Health usually correlates with performance – everyone gets it!
You don’t need to be a professional athlete to know for certain that good health is vital for good performance. It’s a common human experience, most often reinforced when you don’t feel 100%. Think of the times when you sense a cold is taking hold and notice that you have less staying power in the moment, particularly for the more routine activities.
Of course, if you’ve ever been struck down by a significant health issue, physical or mental, you’ll certainly have experienced a frustrating and unwanted dip in performance. You will surely have done everything you could to restore your health as quickly as possible. As well, it was likely that mechanisms, such as sick leave, were in place to support your recovery. In all organisations, you have the right to take sick leave and the corresponding obligation to do all you can to get better.
So, the link between good personal health and personal performance is pretty much undisputed. And, that’s why most people continually monitor both. But, even so, it would also be fair to conclude that people are generally less aware of the specifics of the complex inter-relationship between their personal health and their performance because individual contextual factors vary so considerably.
What of business results and organisational health?
Just as it is for each of us individually, research (and probably your own experience too) shows that unhealthy organisations usually deliver poorer results than those that are in better shape. Despite this, executives are often super-attuned to their financial metrics but overlook or even ignore organisational health data. That comes at a cost, according to recent McKinsey data.
McKinsey has published some excellent longitudinal data, spanning a couple of decades, on organisational health and performance. Probing their database over time continues to deliver valuable insights organisations might heed. While the published research takes their perspective, UGM is nevertheless able to mine this credible data for our own insights.
First, findings about results. Companies that moved from second quartile to top quartile organisational health scores “recorded the biggest financial-performance boost”. As well, 80% of companies that worked on their organisational health (for an average 14-month period) improved health by a median 6-points. These health boosts translated into an average 18% increase in earnings and 10% total return to shareholders. In comparison, the S&P500 delivered a 7% increase in earnings and 9% increase in total return to shareholders. There would also be a lot of upside from better health flowing to individuals which would help sustain the improved performance.
Where did organisational health efforts focus?
The research data gets particularly interesting by focusing on which of McKinsey’s 9 dimensions of organisational health received most attention. They shared data on 64 companies.

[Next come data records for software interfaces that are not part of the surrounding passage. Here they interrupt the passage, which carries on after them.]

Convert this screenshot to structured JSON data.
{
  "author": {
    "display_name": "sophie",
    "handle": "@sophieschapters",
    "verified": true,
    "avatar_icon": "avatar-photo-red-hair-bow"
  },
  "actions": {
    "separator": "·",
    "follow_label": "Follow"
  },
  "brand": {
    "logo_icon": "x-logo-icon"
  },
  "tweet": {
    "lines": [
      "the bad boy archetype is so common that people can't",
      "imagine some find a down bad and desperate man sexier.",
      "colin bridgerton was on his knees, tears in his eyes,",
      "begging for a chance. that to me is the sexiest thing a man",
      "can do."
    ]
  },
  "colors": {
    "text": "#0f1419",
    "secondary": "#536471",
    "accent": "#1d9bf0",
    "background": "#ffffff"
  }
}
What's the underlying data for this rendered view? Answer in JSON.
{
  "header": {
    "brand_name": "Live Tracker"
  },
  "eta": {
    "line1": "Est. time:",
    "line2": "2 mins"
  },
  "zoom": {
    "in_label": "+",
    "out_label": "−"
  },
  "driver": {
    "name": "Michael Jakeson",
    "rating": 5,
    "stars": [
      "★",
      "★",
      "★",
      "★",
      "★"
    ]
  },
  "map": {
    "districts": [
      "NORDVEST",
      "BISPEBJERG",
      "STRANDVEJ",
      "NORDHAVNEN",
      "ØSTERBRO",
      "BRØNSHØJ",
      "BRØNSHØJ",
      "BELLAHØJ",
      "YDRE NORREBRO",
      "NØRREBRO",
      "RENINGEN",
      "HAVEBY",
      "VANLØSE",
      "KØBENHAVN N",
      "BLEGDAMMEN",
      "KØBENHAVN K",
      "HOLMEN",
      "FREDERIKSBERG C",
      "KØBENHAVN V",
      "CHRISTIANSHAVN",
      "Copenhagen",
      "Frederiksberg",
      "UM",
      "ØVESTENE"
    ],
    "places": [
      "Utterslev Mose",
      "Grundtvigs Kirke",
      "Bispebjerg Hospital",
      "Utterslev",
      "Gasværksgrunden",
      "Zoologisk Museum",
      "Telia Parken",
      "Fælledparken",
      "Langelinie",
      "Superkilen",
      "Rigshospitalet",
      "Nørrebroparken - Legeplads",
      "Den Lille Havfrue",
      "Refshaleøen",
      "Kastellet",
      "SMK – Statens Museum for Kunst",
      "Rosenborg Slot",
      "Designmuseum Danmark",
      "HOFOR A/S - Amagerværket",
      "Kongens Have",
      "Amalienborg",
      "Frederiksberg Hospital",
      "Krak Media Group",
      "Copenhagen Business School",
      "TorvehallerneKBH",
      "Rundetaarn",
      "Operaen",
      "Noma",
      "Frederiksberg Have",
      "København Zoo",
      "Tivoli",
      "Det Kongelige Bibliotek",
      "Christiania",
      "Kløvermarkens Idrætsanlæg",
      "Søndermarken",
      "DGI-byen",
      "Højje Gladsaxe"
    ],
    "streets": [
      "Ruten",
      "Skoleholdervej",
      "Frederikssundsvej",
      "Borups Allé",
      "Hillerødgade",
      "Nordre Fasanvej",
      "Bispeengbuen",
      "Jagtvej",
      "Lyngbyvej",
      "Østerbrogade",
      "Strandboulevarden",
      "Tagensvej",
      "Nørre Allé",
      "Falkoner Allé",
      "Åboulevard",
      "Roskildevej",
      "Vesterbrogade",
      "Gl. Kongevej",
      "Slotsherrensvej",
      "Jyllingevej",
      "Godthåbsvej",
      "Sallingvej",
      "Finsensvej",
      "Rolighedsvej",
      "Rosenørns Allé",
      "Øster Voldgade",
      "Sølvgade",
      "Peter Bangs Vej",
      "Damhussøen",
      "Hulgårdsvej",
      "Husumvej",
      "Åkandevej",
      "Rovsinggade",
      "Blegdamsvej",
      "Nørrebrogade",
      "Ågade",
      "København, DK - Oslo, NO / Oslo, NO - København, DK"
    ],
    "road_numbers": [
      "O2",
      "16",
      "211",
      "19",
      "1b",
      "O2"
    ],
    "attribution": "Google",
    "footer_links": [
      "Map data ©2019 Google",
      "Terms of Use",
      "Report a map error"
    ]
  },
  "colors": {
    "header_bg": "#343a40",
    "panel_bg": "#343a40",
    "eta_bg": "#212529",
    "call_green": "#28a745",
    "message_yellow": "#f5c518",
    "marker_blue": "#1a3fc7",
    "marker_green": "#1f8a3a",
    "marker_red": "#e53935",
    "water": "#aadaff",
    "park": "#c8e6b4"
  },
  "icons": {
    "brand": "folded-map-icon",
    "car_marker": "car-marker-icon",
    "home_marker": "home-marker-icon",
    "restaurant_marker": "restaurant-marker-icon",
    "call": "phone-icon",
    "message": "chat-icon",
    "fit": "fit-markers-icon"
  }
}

17% (11) of the organisations saw big improvements in organisational health when they focused on Direction. This included working on a shared vision, getting strategic clarity and involving staff.
16% (10) of businesses in the study chose to work on innovation and learning. To do this, they looked at developing both top-down and bottom-up innovation and paid special attention to knowledge sharing.
A leadership focus was adopted by 9 (14%) of the organisations. This entailed developing leadership that was authoritative, consultative, supportive and yet also challenging.
Smaller numbers of organisations focused on each of the six remaining health dimensions. 7 (11%) worked on Coordination and Control, 5 (8%) each focused on Capabilities or Motivation or Work Environment while 3 (5%) each focused on Accountability or External Orientation.
UGM insights from this data
Acknowledging there is a great deal of complexity in organisational health, with significant interplay between the many variables, it is nevertheless interesting to reflect that the top 3 dimensions (Direction, Innovation and Learning and Leadership) would contribute strongly to developing an inclusive culture. Since these dimensions represent 30 of the 64 organisations in the study it seems reasonable also to extrapolate a clear association between an inclusive culture and superior company results.
Inclusive cultures, where people feel that they can make a meaningful contribution that is valued and generate a sense of belonging, have great potential to develop a virtuous spiral that is mutually beneficial. The individual has one of their powerful, primal needs (belonging) met and strengthened. In turn, their increased performance contributes to the organisation’s primary need for strong results.
How could improved health boost your company’s results?
Where to start looking to improve organisational health could helpfully be guided by dimensions chosen in the study. For example, UGM’s experience confirms, without a doubt, that some of the biggest causes of poor health and poor performance come from unclear direction. This particular dimension is also relatively easily fixed with some careful attention. That said, each organisation will have its own context and will need to work within that. But, ignoring organisational health is unwise.
PRACTICAL IDEAS TO APPLY IN YOUR BUSINESS
Questions to ask about your organisation’s health
- Given the significant impact that organisational health has on business results, do you know enough about the subject to make an informed contribution? Do you even care? If not, maybe that’s worth a re-think?
- How important does organisational health appear to be to the board and senior management in your organisation? Assess this not by what they intended or say, but by what actually happens!
- How inclusive is your organisation? Given the rationale behind recruiting staff is to have each person make a net positive contribution, is every single person able to do that? Are they able to work to their potential?
- Not everyone has ready access to the power of senior management, but they can still ask themselves how they contribute to organisational health in their own context. What would you say if you were asked that question?